What is Air Travel Organiser’s Licensing (ATOL)

ATOL is a consumer protection scheme for air holidays and flight, managed by the Civil Aviation Authority (CAA). Hajj & Umrah packages can only be sold by an ATOL holder who has been authorised by the Saudi Ministry of Hajj & Umrah.

How ATOL protects you

The scheme protects you from losing money or being stranded abroad when an ATOL holder goes out of business.

The law says your holiday must be protected if it is a package holiday. ATOL protects most air package holidays sold by travel businesses that are based in the UK. ATOLs are only issued after a firm has met the CAA’s criteria. Licensed travel firms must also contribute £2.50 for each person booked on an ATOL protected holiday to a financial protection fund controlled by the Air Travel Trust (ATT). In the event of an ATOL travel firm’s failure, the CAA uses the fund to ensure people abroad are able to finish their holidays and fly home, while those unable to travel on future bookings are able to receive a refund.

How you can get ATOL protection

When you make a package holiday booking that includes a flight, make sure the travel firm has a licence. Firms have to display their ATOL number on websites and in brochures.

When you book, the ATOL holder or their agent must provide an ATOL Certificate confirming you are ATOL protected immediately when you pay any money (even a deposit). This should include the name of the licensed firm you’ve booked with, their ATOL number and details of what’s protected. Take these documents with you when you travel.

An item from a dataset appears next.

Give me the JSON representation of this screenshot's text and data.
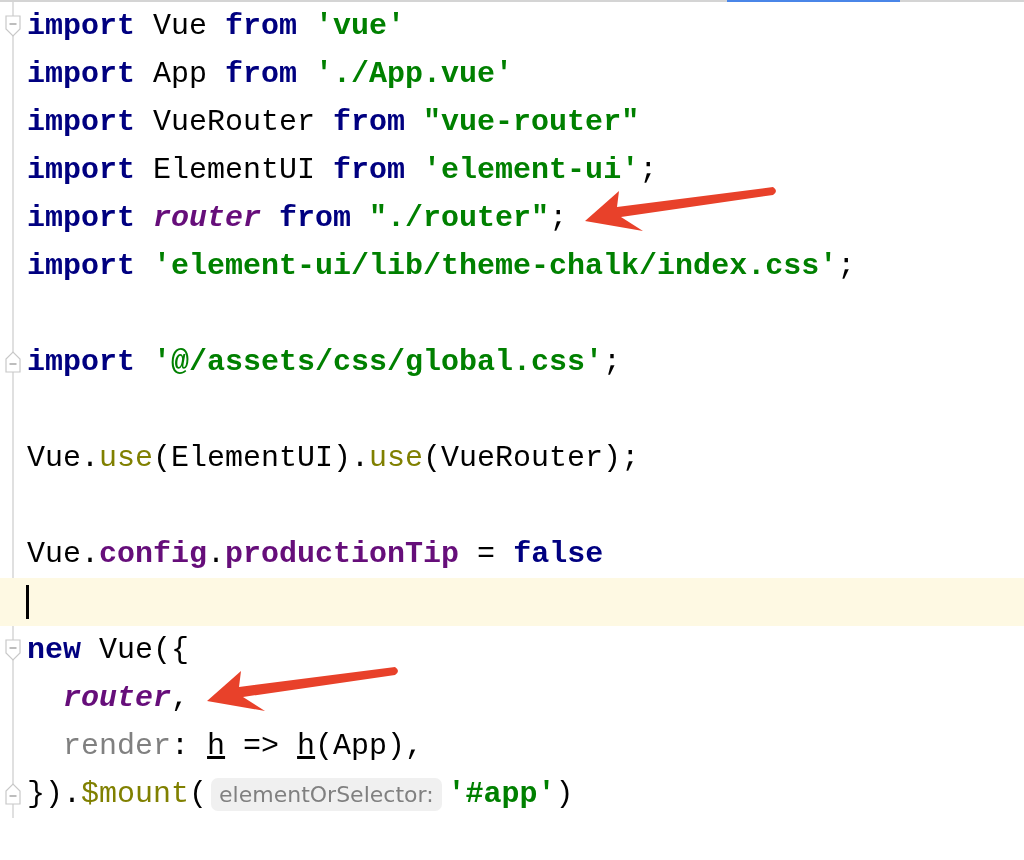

You will not be protected by ATOL if you:

  • are not buying a package holiday from an ATOL holder or its appointed travel agent
  • buy a Linked Travel Arrangement (LTA). This is where a business “facilitates” the sale of two or more travel services (e.g. a flight and hotel booking) but does so in a way that it is not classed as a package. If a travel business sells an LTA, it must inform you that this is the case and what protection you may have
  • buy your flight and accommodation separately from different suppliers, such as an airline and a hotel company

You can check whether a business holds an ATOL on the CAA website.


Below is a sample of what an ATOL certificate looks like, whch you should have been issued with at the time of booking completed with your travel details.

Background Info
Effective from the 27th of February 2020, the Kingdom of Saudi Arabia has temporarily suspended Umrah and Tourist visas for all nationalities (including Britons) for the purpose of Umrah pilgrimage and Tourist visa for those with an outbreak of Coronavirus. On 4th March, Umrah for local Saudis was put in place including the Prophets Mosque in Madinah.

On 3rd March 2020, Saudi Airlines announced cancellations with full refunds for flights booked until 31st March for those with Tourist Visa and Umrah Visa and those who had booked to travel to a specific area/country. Earlier this week (14th June), Saudia (Saudi Arabian Airlines) confirmed International flights remain suspended until further notice.

This article is being updated regularly.

The information has been derived from published articles already in the public domain, CBHUK, MSE, Which, Licensed Hajj Organsiers, and Official government agencies.

Thank you to everyone who assisted us in compiling this guidance.